_WHAT IS REQUIRED_
Leave out the pictures and retype everything else in the records below exactly.

____ DATA PROVIDED

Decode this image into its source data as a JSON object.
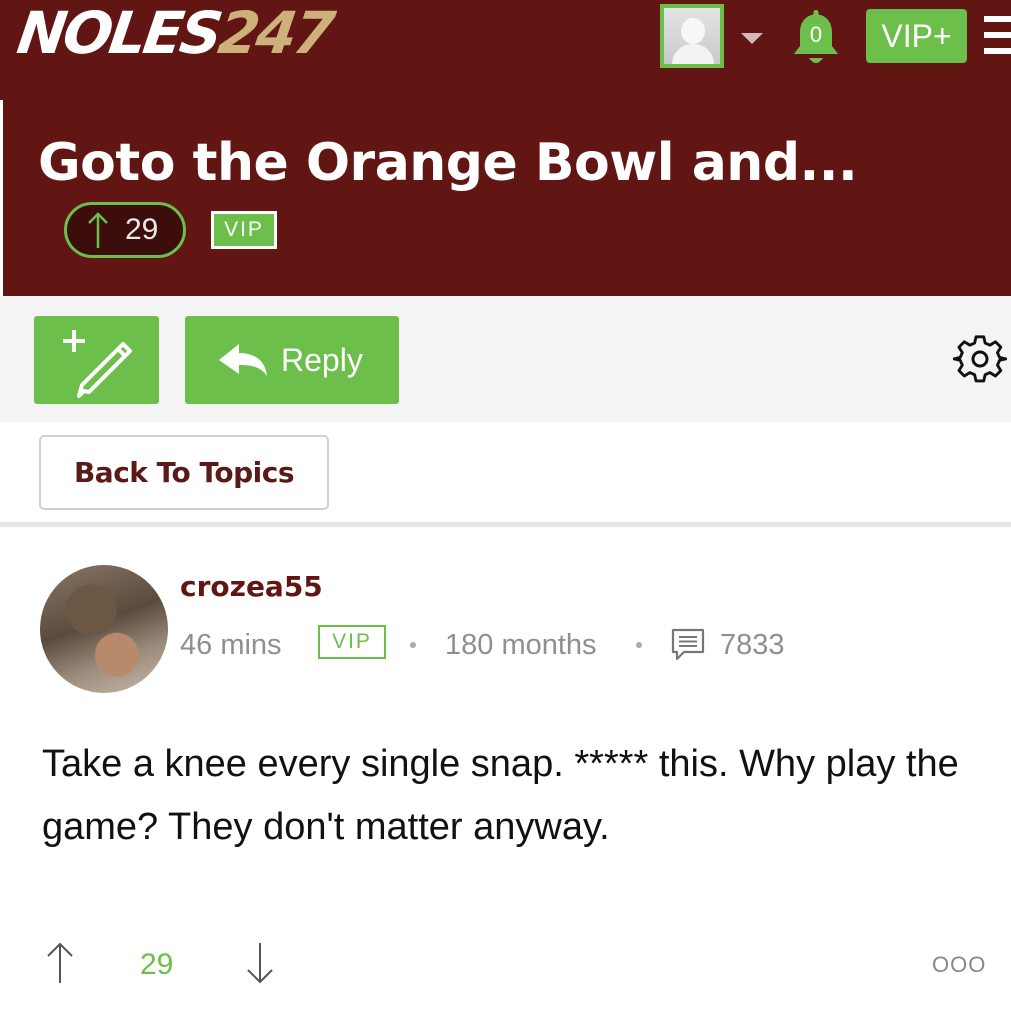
{
  "header": {
    "logo_part1": "NOLES",
    "logo_part2": "247",
    "notification_count": "0",
    "vip_plus_label": "VIP+",
    "thread_title": "Goto the Orange Bowl and...",
    "thread_votes": "29",
    "thread_badge": "VIP"
  },
  "toolbar": {
    "new_post_icon": "pencil-plus-icon",
    "reply_label": "Reply",
    "settings_icon": "gear-icon"
  },
  "navigation": {
    "back_label": "Back To Topics"
  },
  "post": {
    "username": "crozea55",
    "time_ago": "46 mins",
    "badge": "VIP",
    "membership": "180 months",
    "post_count": "7833",
    "body": "Take a knee every single snap. ***** this. Why play the game? They don't matter anyway.",
    "votes": "29",
    "more_label": "OOO"
  },
  "colors": {
    "brand_maroon": "#621614",
    "accent_green": "#6cbf4a",
    "logo_gold": "#cdb07a"
  }
}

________

_WRITTEN RESPONSE_
Decode this image into its source data as a JSON object.
{
  "header": {
    "logo_part1": "NOLES",
    "logo_part2": "247",
    "notification_count": "0",
    "vip_plus_label": "VIP+",
    "thread_title": "Goto the Orange Bowl and...",
    "thread_votes": "29",
    "thread_badge": "VIP"
  },
  "toolbar": {
    "new_post_icon": "pencil-plus-icon",
    "reply_label": "Reply",
    "settings_icon": "gear-icon"
  },
  "navigation": {
    "back_label": "Back To Topics"
  },
  "post": {
    "username": "crozea55",
    "time_ago": "46 mins",
    "badge": "VIP",
    "membership": "180 months",
    "post_count": "7833",
    "body": "Take a knee every single snap. ***** this. Why play the game? They don't matter anyway.",
    "votes": "29",
    "more_label": "OOO"
  },
  "colors": {
    "brand_maroon": "#621614",
    "accent_green": "#6cbf4a",
    "logo_gold": "#cdb07a"
  }
}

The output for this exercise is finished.